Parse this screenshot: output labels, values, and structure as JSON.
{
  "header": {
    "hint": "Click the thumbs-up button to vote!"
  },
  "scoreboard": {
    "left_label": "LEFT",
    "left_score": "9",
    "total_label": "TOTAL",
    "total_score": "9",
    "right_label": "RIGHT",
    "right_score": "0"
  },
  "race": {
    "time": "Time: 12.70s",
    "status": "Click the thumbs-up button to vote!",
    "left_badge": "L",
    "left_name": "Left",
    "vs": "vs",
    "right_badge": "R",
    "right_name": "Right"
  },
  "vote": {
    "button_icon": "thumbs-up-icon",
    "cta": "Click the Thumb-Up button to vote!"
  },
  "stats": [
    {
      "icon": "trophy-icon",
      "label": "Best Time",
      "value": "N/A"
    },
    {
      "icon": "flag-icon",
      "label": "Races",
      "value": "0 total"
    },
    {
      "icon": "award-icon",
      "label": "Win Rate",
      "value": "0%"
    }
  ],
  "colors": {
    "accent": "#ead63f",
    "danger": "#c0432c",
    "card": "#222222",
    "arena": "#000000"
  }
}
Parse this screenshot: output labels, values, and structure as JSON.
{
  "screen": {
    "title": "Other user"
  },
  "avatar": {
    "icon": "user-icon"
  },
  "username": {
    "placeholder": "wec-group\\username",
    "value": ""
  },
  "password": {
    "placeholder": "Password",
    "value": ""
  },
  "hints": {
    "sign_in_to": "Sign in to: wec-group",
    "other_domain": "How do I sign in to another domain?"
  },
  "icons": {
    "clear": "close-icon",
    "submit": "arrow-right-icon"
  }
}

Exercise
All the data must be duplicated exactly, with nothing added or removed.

Result of this task
Parse this screenshot: output labels, values, and structure as JSON.
{
  "header": {
    "hint": "Click the thumbs-up button to vote!"
  },
  "scoreboard": {
    "left_label": "LEFT",
    "left_score": "9",
    "total_label": "TOTAL",
    "total_score": "9",
    "right_label": "RIGHT",
    "right_score": "0"
  },
  "race": {
    "time": "Time: 12.70s",
    "status": "Click the thumbs-up button to vote!",
    "left_badge": "L",
    "left_name": "Left",
    "vs": "vs",
    "right_badge": "R",
    "right_name": "Right"
  },
  "vote": {
    "button_icon": "thumbs-up-icon",
    "cta": "Click the Thumb-Up button to vote!"
  },
  "stats": [
    {
      "icon": "trophy-icon",
      "label": "Best Time",
      "value": "N/A"
    },
    {
      "icon": "flag-icon",
      "label": "Races",
      "value": "0 total"
    },
    {
      "icon": "award-icon",
      "label": "Win Rate",
      "value": "0%"
    }
  ],
  "colors": {
    "accent": "#ead63f",
    "danger": "#c0432c",
    "card": "#222222",
    "arena": "#000000"
  }
}
Parse this screenshot: output labels, values, and structure as JSON.
{
  "screen": {
    "title": "Other user"
  },
  "avatar": {
    "icon": "user-icon"
  },
  "username": {
    "placeholder": "wec-group\\username",
    "value": ""
  },
  "password": {
    "placeholder": "Password",
    "value": ""
  },
  "hints": {
    "sign_in_to": "Sign in to: wec-group",
    "other_domain": "How do I sign in to another domain?"
  },
  "icons": {
    "clear": "close-icon",
    "submit": "arrow-right-icon"
  }
}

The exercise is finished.